Excluding Turkey, the projection for the region’s average growth in 2018 has been revised upwards by 0.1 percentage points, reflecting strong economic performance in the first half of the year, and is unchanged for 2019. Spillovers from the expected deceleration in Turkey to other economies in the EBRD regions are expected to be very limited.
Three major trends have affected the external economic environment for the EBRD regions: tightening of financing conditions for emerging markets; escalating trade conflicts; and higher oil prices.
The recent increase in average interest rates faced by emerging markets is the fifth largest in the last 20 years, yet interest rates remain low in historical perspective, comparable to those prevailing during 2003-07 and 2013-15. As a result, the moderate tightening of financing conditions has so far primarily affected capital flows to economies with underlying weaknesses, notably Argentina and Turkey. In addition, countries with high stocks of external debt and domestic debt denominated in foreign currency are more vulnerable to further tightening of financing conditions for emerging markets.
If trade conflicts remain confined mainly to bilateral China-US trade, economies in the EBRD regions will be relatively little affected, as most of the region’s trade takes place within or with the European Union. For some countries in the region, a reduction in bilateral trade between US and China may open new opportunities to increase exports of finished goods to the American or Chinese markets.

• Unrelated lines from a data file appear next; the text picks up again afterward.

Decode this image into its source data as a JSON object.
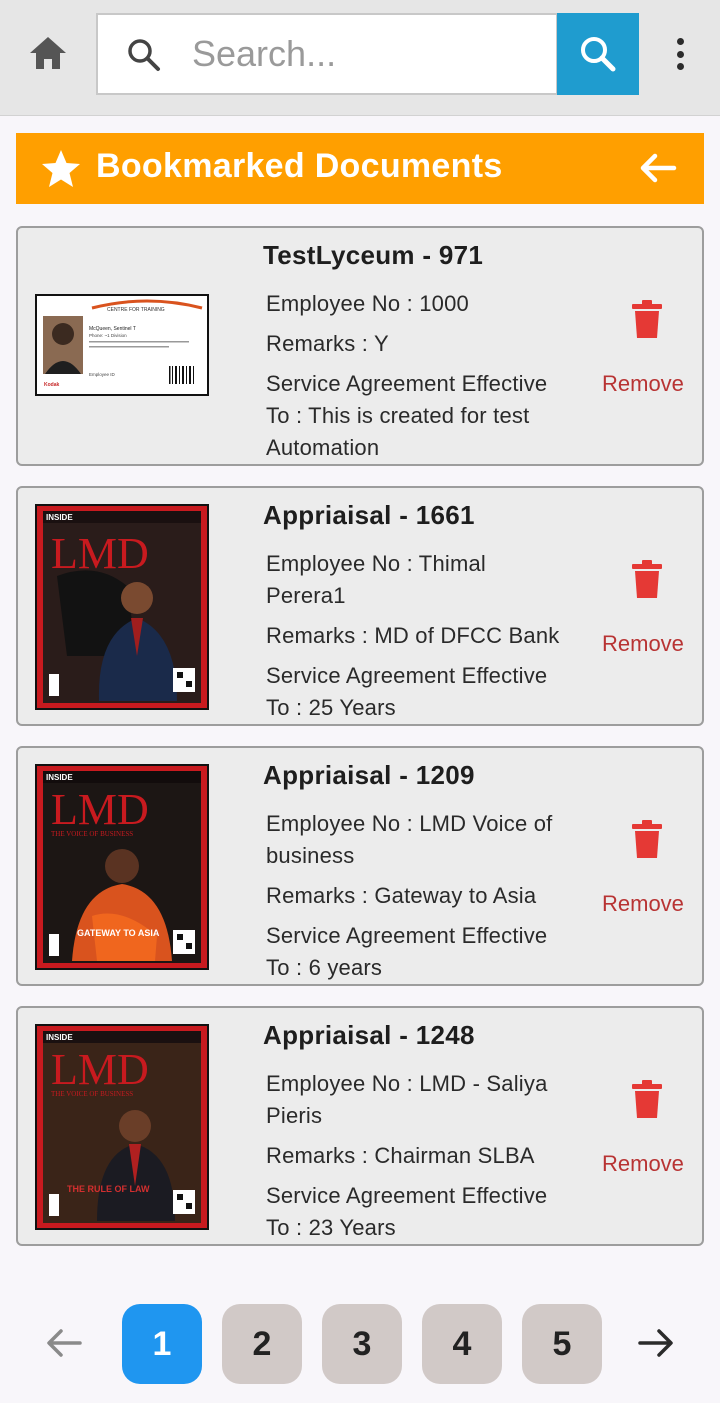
{
  "search": {
    "placeholder": "Search..."
  },
  "header": {
    "title": "Bookmarked Documents"
  },
  "documents": [
    {
      "title": "TestLyceum  -  971",
      "employee_no": "Employee No  :  1000",
      "remarks": "Remarks  :  Y",
      "service": "Service Agreement Effective To  :  This is created for test Automation",
      "remove_label": "Remove",
      "thumb": {
        "type": "id-card",
        "company": "CENTRE FOR TRAINING",
        "person": "McQueen, Sentinel T",
        "role": "Phone: ~1 Division",
        "footer": "Employee ID",
        "brand": "Kodak"
      }
    },
    {
      "title": "Appriaisal  -  1661",
      "employee_no": "Employee No  :  Thimal Perera1",
      "remarks": "Remarks  :  MD of DFCC Bank",
      "service": "Service Agreement Effective To  :  25 Years",
      "remove_label": "Remove",
      "thumb": {
        "type": "magazine",
        "inside": "INSIDE",
        "masthead": "LMD",
        "tagline": "",
        "headline": ""
      }
    },
    {
      "title": "Appriaisal  -  1209",
      "employee_no": "Employee No  :  LMD Voice of business",
      "remarks": "Remarks  :  Gateway to Asia",
      "service": "Service Agreement Effective To  :  6 years",
      "remove_label": "Remove",
      "thumb": {
        "type": "magazine",
        "inside": "INSIDE",
        "masthead": "LMD",
        "tagline": "THE VOICE OF BUSINESS",
        "headline": "GATEWAY TO ASIA"
      }
    },
    {
      "title": "Appriaisal  -  1248",
      "employee_no": "Employee No  :  LMD - Saliya Pieris",
      "remarks": "Remarks  :  Chairman SLBA",
      "service": "Service Agreement Effective To  :  23 Years",
      "remove_label": "Remove",
      "thumb": {
        "type": "magazine",
        "inside": "INSIDE",
        "masthead": "LMD",
        "tagline": "THE VOICE OF BUSINESS",
        "headline": "THE RULE OF LAW"
      }
    }
  ],
  "pagination": {
    "pages": [
      "1",
      "2",
      "3",
      "4",
      "5"
    ],
    "current": "1"
  },
  "colors": {
    "accent": "#ff9f00",
    "search_button": "#1f9ccf",
    "remove": "#b83333",
    "trash": "#e53935",
    "active_page": "#1f96f0",
    "page": "#d1c9c7"
  },
  "icons": {
    "home": "home-icon",
    "search": "search-icon",
    "menu": "more-vert-icon",
    "star": "star-icon",
    "back": "arrow-left-icon",
    "delete": "trash-icon",
    "prev": "arrow-left-icon",
    "next": "arrow-right-icon"
  }
}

In contrast, a scenario in which trade tensions escalate globally and international supply chains become severely disrupted entails high risks for the region’s economies that are strongly integrated into global value chains. The economies’ ability to flexibly reconfigure supply chains will likely depend on the extent of innovation capabilities, quality of management and the size of domestic markets. In the past, growth in domestic value added of exports in the EBRD regions has been more innovation-light than in other emerging markets. In particular, it has been accompanied by smaller increases in patenting activity.
Oil price increases provided a boost to growth in Russia, Central Asia and Azerbaijan and underpinned continued recovery in remittances from Russia to Central Asia, Moldova and the Caucasus. At the same time, growth in Central Asia is expected to moderate to around 4.6 per cent in 2018, reflecting the need for fiscal consolidation, and further to 4.2 per cent in 2019 in light of lower growth in mining output. Growth in Russia is projected to remain around 1.5 per cent.
Growth in central and south-eastern Europe is projected to gradually moderate in 2018-19 from high levels seen in 2017, reflecting shortages of skilled labour. Growth in Eastern Europe and the Caucasus is projected to increase to 3.1 per cent in 2018 and 3.2 per cent in 2019 as the recovery in Ukraine gains momentum. Growth in the southern and eastern Mediterranean is projected to increase from 3.8 per cent in 2017 to around 4.4 per cent in 2018 and 4.7 per cent in 2019 on higher tourist arrivals and improved external competitiveness in Egypt and Tunisia.
Escalation of trade conflicts is a major risk to the outlook. Other risks include disruption to cross-border supply chains in the case of a no-deal Brexit, high levels of corporate indebtedness and geopolitical instability.